BRIEF: Nothing in the records should differ when you write them out again.

(Component data from apps and pages)
====================
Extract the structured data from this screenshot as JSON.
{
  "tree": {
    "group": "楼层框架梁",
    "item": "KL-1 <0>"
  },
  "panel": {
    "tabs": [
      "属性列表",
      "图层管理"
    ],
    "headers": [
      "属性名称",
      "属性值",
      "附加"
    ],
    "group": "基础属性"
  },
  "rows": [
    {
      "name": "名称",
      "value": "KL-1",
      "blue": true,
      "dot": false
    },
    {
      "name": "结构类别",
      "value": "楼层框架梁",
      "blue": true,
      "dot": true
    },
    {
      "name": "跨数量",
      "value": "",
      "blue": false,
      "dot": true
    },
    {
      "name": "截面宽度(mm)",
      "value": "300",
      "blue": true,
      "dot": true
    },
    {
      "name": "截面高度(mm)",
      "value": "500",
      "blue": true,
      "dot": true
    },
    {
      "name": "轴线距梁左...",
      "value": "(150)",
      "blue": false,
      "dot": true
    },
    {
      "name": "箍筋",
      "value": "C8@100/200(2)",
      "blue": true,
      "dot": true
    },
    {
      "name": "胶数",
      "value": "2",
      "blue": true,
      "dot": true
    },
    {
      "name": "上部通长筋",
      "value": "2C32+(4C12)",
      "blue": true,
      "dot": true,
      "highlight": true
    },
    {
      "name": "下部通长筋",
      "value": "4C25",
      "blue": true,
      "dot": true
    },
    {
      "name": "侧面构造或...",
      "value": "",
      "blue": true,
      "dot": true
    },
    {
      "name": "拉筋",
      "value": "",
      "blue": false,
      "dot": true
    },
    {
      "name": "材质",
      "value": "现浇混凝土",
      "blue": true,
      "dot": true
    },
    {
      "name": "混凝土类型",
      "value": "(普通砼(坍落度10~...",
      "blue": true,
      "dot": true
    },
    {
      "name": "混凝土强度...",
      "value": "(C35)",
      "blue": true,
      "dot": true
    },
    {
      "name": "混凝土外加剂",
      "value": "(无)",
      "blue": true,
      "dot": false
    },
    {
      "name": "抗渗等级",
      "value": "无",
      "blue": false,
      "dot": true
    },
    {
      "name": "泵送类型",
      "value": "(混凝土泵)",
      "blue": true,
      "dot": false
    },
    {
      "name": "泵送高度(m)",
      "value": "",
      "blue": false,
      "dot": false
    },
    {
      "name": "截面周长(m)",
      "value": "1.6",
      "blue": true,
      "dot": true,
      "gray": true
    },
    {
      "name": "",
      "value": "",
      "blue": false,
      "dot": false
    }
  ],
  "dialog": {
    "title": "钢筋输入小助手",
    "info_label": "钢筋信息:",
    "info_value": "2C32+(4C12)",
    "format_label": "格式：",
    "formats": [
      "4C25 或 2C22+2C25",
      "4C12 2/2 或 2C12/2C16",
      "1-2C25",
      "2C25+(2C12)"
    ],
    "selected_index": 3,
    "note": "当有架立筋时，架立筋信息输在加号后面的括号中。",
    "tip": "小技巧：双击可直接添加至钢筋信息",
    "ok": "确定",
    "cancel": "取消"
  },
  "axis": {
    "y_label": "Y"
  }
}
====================
WRITTEN REPLY:
Extract the structured data from this screenshot as JSON.
{
  "tree": {
    "group": "楼层框架梁",
    "item": "KL-1 <0>"
  },
  "panel": {
    "tabs": [
      "属性列表",
      "图层管理"
    ],
    "headers": [
      "属性名称",
      "属性值",
      "附加"
    ],
    "group": "基础属性"
  },
  "rows": [
    {
      "name": "名称",
      "value": "KL-1",
      "blue": true,
      "dot": false
    },
    {
      "name": "结构类别",
      "value": "楼层框架梁",
      "blue": true,
      "dot": true
    },
    {
      "name": "跨数量",
      "value": "",
      "blue": false,
      "dot": true
    },
    {
      "name": "截面宽度(mm)",
      "value": "300",
      "blue": true,
      "dot": true
    },
    {
      "name": "截面高度(mm)",
      "value": "500",
      "blue": true,
      "dot": true
    },
    {
      "name": "轴线距梁左...",
      "value": "(150)",
      "blue": false,
      "dot": true
    },
    {
      "name": "箍筋",
      "value": "C8@100/200(2)",
      "blue": true,
      "dot": true
    },
    {
      "name": "胶数",
      "value": "2",
      "blue": true,
      "dot": true
    },
    {
      "name": "上部通长筋",
      "value": "2C32+(4C12)",
      "blue": true,
      "dot": true,
      "highlight": true
    },
    {
      "name": "下部通长筋",
      "value": "4C25",
      "blue": true,
      "dot": true
    },
    {
      "name": "侧面构造或...",
      "value": "",
      "blue": true,
      "dot": true
    },
    {
      "name": "拉筋",
      "value": "",
      "blue": false,
      "dot": true
    },
    {
      "name": "材质",
      "value": "现浇混凝土",
      "blue": true,
      "dot": true
    },
    {
      "name": "混凝土类型",
      "value": "(普通砼(坍落度10~...",
      "blue": true,
      "dot": true
    },
    {
      "name": "混凝土强度...",
      "value": "(C35)",
      "blue": true,
      "dot": true
    },
    {
      "name": "混凝土外加剂",
      "value": "(无)",
      "blue": true,
      "dot": false
    },
    {
      "name": "抗渗等级",
      "value": "无",
      "blue": false,
      "dot": true
    },
    {
      "name": "泵送类型",
      "value": "(混凝土泵)",
      "blue": true,
      "dot": false
    },
    {
      "name": "泵送高度(m)",
      "value": "",
      "blue": false,
      "dot": false
    },
    {
      "name": "截面周长(m)",
      "value": "1.6",
      "blue": true,
      "dot": true,
      "gray": true
    },
    {
      "name": "",
      "value": "",
      "blue": false,
      "dot": false
    }
  ],
  "dialog": {
    "title": "钢筋输入小助手",
    "info_label": "钢筋信息:",
    "info_value": "2C32+(4C12)",
    "format_label": "格式：",
    "formats": [
      "4C25 或 2C22+2C25",
      "4C12 2/2 或 2C12/2C16",
      "1-2C25",
      "2C25+(2C12)"
    ],
    "selected_index": 3,
    "note": "当有架立筋时，架立筋信息输在加号后面的括号中。",
    "tip": "小技巧：双击可直接添加至钢筋信息",
    "ok": "确定",
    "cancel": "取消"
  },
  "axis": {
    "y_label": "Y"
  }
}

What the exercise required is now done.